This week’s selection from David Lebovitz’ cookbook “My Paris Kitchen” is a delicious celery root salad.
The dressing for this salad consists of homemade mayonnaise and crème fraîche, grainy mustard and a bit of Dijon mustard, as well as freshly squeezed lemon juice.
This is a typical French salad served in many bistros throughout Paris. .
It is quite simple to make, the hardest part is cleaning the ugly celery root and slicing it into match stick sizes.
Since I did not have any taste testers around this week I only prepared a small amount of the salad and decided to try roasting the rest of the celery root. I cut the root into small squares and coated them with olive oil, salt and pepper and a dash of ground thyme. 450 degrees for about 30 minutes until tender. So delicious.
Before we started cooking through “My Paris Kitchen” I had only tasted buckwheat once before. So far we have made three different recipes using some form of it and we still have to make the buckwheat madeleines. At least we will be prepared.
This was the first time that I made polenta from scratch. Normally, I always bought the polenta rolled in a package, sliced it and fried it. But the homemade is so much easier and tastes so much fresher.
As for the greens, I used escarole, a red onion, and the only herbed sausage I could find was chicken with spinach and fennel. (Which, incidentally was very good). Rather than using the sun-dried tomatoes, I went with sliced green olives.
Before topping the dish with the poached egg, I sprinkled some feta cheese on it.
This was an interesting recipe and I will make it again but next time I would like to try David’s suggestion using the sliced mushrooms.
Let me start by saying these two vegetable ingredients were the filthiest veggies I ever had to clean.

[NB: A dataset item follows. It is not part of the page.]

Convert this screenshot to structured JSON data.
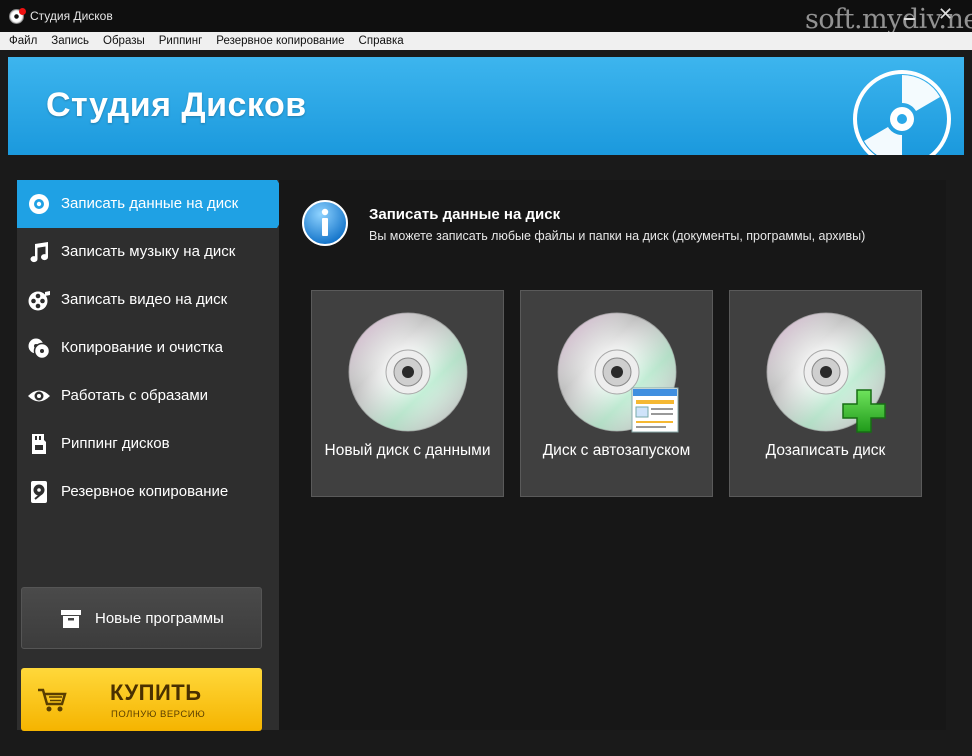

I don’t understand why they sell the whole piece of leek with all the green tops that end up being discarded. I had to rinse and rinse these so many times. As for the celery root, it’s not the prettiest item in the produce department.
That said, this turned into a delicious soup using only these two vegetables, a bay leaf and thyme.
I remember when we made David’s vegetable soup with the basil puree, I was certain that using only water there would not be much of a flavor, but that was one of the tastiest soups ever.
For the horseradish cream I used heavy cream rather than the crème fraîche, and I used ham slices for the chips. These turned out quite tasty.
This is a really great soup for the winter, but unfortunately our weather is going up and down and today the temps are near 70 degrees.